2. If $$m \leq n$$, then it follows that the last $$n - r \geq n - m$$ singular values are necessarily zero, since $$A^T A$$ has rank $$r \leq \min(m, n) = m$$. Then the contribution to the SVD from the last $$n - r$$ vectors of $$U$$ will be nothing, and hence we can remove them to obtain the $$m \times r$$ matrix $$U_r$$ which is partially orthogonal. Hence, $$A = U_r D_r V^T, ~ U_r = \begin{bmatrix} \vec{u}_1 & \cdots & \vec{u}_r\end{bmatrix}, ~ D_r = \text{diag}(d_1, d_2, \cdots, d_r)$$ Note that $$D_r$$ is now an $$r \times n$$ diagonal matrix, and also note that $$D_r$$ contains no zero entries along its diagonal. From here, we only need to apply the procedure from the first case. That is, we will complete the basis $$\{\vec{u}_1, \cdots, \vec{u}_r\}$$ to a orthonormal basis for $$\mathbb{R}^m$$ (which is always possible as $$r \leq m$$ and $$\vec{u}_i \in \mathbb{R}^m$$) and set this ordered basis to be the columns of $$U'$$. Then, we fill $$D_r$$ with zeroes until it is $$m \times n$$ to obtain $$D'$$. $$V$$ is left unchanged, and it is now the case that $$A = U' D' V^T$$.

Hope this helps!

• Thank you for your answer. It definitely helps. But I think your $U'$ is still not orthogonal. Please take note of my edit. May 18, 2020 at 19:15
• @0xbadf00d I saw your edit and I have edited my answer. I believe it should be correct now. May 18, 2020 at 19:33
• Thank you for your edit.

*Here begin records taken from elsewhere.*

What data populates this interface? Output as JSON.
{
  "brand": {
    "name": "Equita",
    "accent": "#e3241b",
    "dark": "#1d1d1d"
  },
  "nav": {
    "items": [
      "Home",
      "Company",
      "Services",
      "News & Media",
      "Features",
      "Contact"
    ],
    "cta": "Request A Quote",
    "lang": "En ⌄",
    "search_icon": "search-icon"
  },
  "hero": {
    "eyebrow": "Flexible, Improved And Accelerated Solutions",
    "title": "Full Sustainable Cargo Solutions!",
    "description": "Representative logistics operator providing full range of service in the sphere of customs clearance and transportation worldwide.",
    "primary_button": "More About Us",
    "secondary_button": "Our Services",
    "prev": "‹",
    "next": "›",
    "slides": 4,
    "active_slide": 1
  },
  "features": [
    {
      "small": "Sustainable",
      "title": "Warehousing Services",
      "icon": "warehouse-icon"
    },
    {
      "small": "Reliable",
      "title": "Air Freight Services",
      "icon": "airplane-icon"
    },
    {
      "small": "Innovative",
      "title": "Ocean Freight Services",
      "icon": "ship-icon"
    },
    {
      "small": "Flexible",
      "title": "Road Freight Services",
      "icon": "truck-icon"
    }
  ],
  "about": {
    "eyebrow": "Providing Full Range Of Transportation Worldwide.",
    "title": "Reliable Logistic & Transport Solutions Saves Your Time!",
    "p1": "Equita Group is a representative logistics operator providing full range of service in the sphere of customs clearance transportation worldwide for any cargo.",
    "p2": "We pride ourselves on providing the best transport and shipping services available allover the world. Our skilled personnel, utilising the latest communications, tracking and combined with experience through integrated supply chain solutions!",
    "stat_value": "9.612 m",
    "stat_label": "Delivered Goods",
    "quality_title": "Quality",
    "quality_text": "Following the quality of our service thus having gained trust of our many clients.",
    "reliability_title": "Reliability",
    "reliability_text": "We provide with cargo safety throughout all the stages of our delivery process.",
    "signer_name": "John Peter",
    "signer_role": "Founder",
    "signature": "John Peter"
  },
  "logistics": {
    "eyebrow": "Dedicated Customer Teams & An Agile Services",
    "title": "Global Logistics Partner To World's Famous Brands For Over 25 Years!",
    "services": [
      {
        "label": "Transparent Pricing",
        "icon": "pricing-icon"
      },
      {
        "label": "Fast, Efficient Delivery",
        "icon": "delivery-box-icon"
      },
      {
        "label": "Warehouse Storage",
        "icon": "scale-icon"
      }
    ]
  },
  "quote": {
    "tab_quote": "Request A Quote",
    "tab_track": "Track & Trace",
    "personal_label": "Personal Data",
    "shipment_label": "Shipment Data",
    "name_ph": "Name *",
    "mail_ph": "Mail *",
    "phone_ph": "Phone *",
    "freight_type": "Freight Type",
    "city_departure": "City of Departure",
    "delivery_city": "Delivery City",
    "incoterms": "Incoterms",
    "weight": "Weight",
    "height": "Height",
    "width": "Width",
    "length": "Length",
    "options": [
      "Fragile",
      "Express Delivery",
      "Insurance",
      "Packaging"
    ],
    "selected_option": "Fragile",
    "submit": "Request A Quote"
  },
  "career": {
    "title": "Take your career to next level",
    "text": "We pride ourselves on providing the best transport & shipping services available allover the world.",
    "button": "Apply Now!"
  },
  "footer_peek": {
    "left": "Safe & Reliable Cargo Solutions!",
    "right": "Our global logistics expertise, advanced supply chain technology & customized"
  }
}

I think we actually talked about three different forms of the singular value decomposition: The one given in the question, the reduced (or "compact") decomposition (I guess this is the one you initially thought I'm searching for) and the one with an orthogonal $U$ (don't know how it's called). May 21, 2020 at 17:59
• I think we can obtain the reduced decomposition by setting \begin{align}\tilde U&:=\sum_{i=1}^r\tilde e_i\otimes f_i\in\mathbb R^{m\times r},\\\tilde\Sigma&:=\sum_{i=1}^r\sigma_i\tilde e_i\otimes\tilde e_i\in\mathbb R^{r\times r},\\\tilde V&:=\sum_{i=1}^r\tilde e_i\otimes Ve_i\in\mathbb R^{n\times r},\end{align} where $(\tilde e_1,\ldots,\tilde e_r)$ denotes the standard basis of $\mathbb R^r$. Do you agree? With this we should have $\tilde U\tilde\Sigma\tilde V^T=A$. May 21, 2020 at 18:02

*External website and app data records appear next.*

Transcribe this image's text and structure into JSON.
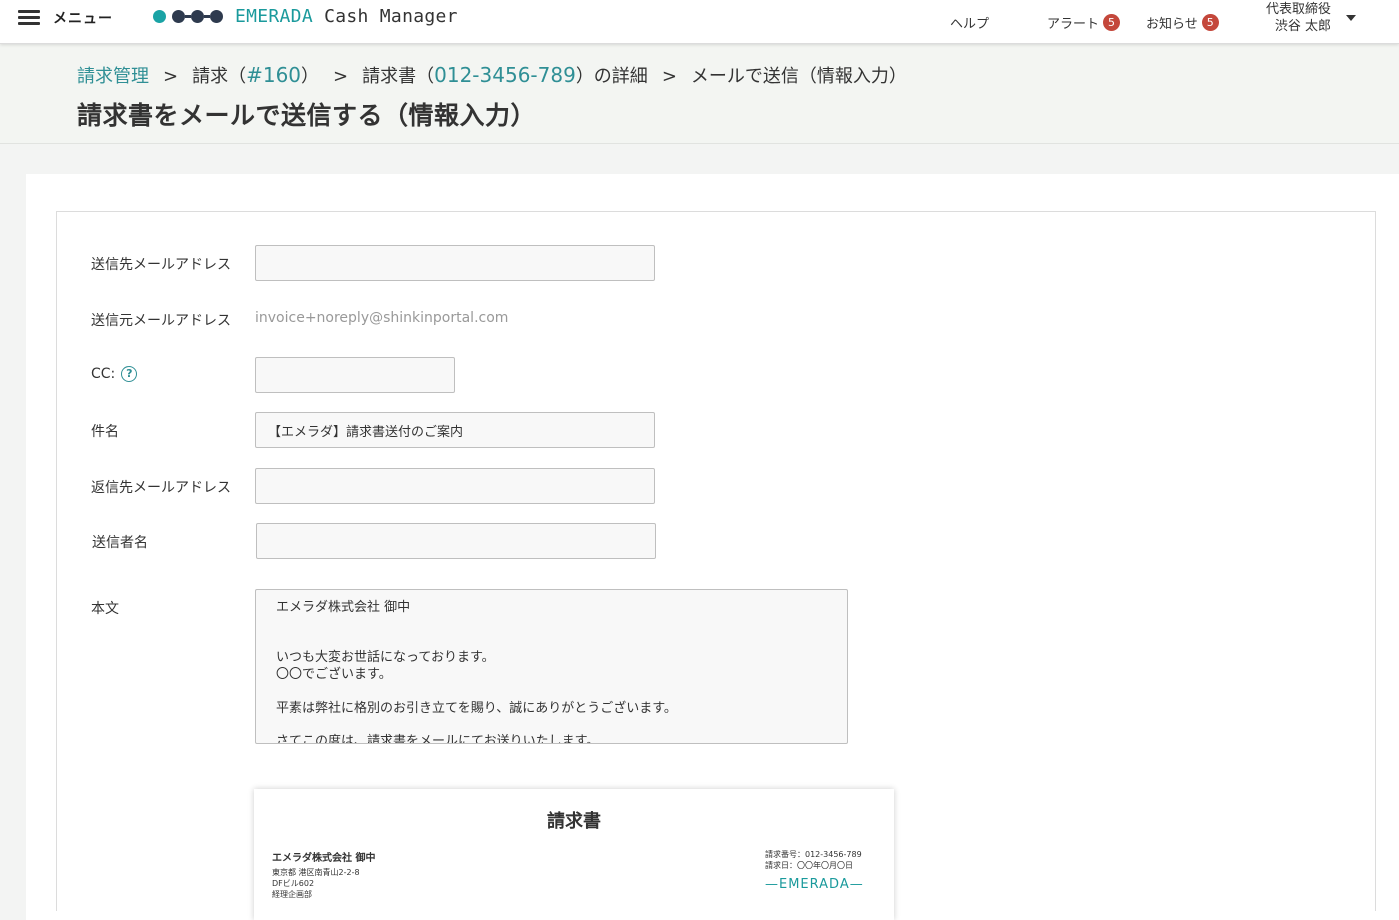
{
  "header": {
    "menu_label": "メニュー",
    "brand": "EMERADA",
    "product": " Cash Manager",
    "help": "ヘルプ",
    "alert": "アラート",
    "alert_count": "5",
    "notice": "お知らせ",
    "notice_count": "5",
    "user_role": "代表取締役",
    "user_name": "渋谷 太郎"
  },
  "breadcrumb": {
    "item1": "請求管理",
    "sep": ">",
    "item2_prefix": "請求（",
    "item2_link": "#160",
    "item2_suffix": "）",
    "item3_prefix": "請求書（",
    "item3_link": "012-3456-789",
    "item3_suffix": "）の詳細",
    "item4": "メールで送信（情報入力）"
  },
  "page_title": "請求書をメールで送信する（情報入力）",
  "form": {
    "to_label": "送信先メールアドレス",
    "to_value": "",
    "from_label": "送信元メールアドレス",
    "from_value": "invoice+noreply@shinkinportal.com",
    "cc_label": "CC:",
    "cc_help": "?",
    "cc_value": "",
    "subject_label": "件名",
    "subject_value": "【エメラダ】請求書送付のご案内",
    "reply_label": "返信先メールアドレス",
    "reply_value": "",
    "sender_label": "送信者名",
    "sender_value": "",
    "body_label": "本文",
    "body_lines": {
      "l1": "エメラダ株式会社 御中",
      "l2": "いつも大変お世話になっております。",
      "l3": "〇〇でございます。",
      "l4": "平素は弊社に格別のお引き立てを賜り、誠にありがとうございます。",
      "l5": "さてこの度は、請求書をメールにてお送りいたします。"
    }
  },
  "preview": {
    "title": "請求書",
    "client": "エメラダ株式会社 御中",
    "addr1": "東京都 港区南青山2-2-8",
    "addr2": "DFビル602",
    "addr3": "経理企画部",
    "invoice_no": "請求番号：012-3456-789",
    "invoice_date": "請求日：〇〇年〇月〇日",
    "logo": "—EMERADA—"
  },
  "colors": {
    "accent": "#2f8f95",
    "badge": "#c4473b"
  }
}
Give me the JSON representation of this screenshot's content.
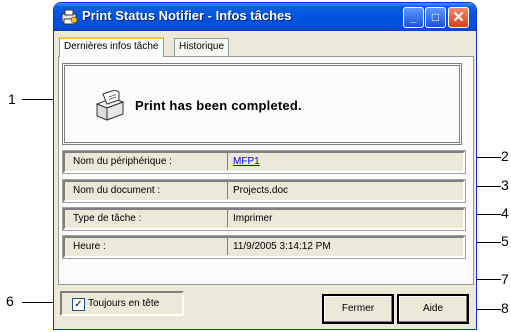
{
  "window": {
    "title": "Print Status Notifier - Infos tâches",
    "minimize": "_",
    "maximize": "□",
    "close": "✕"
  },
  "tabs": [
    {
      "label": "Dernières infos tâche",
      "active": true
    },
    {
      "label": "Historique",
      "active": false
    }
  ],
  "message": "Print has been completed.",
  "fields": [
    {
      "label": "Nom du périphérique :",
      "value": "MFP1",
      "link": true
    },
    {
      "label": "Nom du document :",
      "value": "Projects.doc"
    },
    {
      "label": "Type de tâche :",
      "value": "Imprimer"
    },
    {
      "label": "Heure :",
      "value": "11/9/2005 3:14:12 PM"
    }
  ],
  "checkbox": {
    "label": "Toujours en tête",
    "checked": true,
    "mark": "✓"
  },
  "buttons": {
    "close": "Fermer",
    "help": "Aide"
  },
  "callouts": [
    "1",
    "2",
    "3",
    "4",
    "5",
    "6",
    "7",
    "8"
  ],
  "icons": [
    "printer-notifier-icon",
    "printer-complete-icon"
  ],
  "colors": {
    "titlebar": "#0053e3",
    "link": "#0000ff",
    "face": "#ece9d8"
  }
}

• Regarding your current answer: I didn't checked everything, but please note that something seems to be wrong in the second case ($m\le n$). First of all, in $D_r = \text{diag}(d_1, d_2, \cdots, d_m)$, it should be $r$ instead of $m$. Moreover, this is not a $r\times n$-matrix, but a $r\times r$-matrix. Oh, and in the first case you write that we need to do the "reverse of the previous case", but there is no previous case. May 21, 2020 at 18:05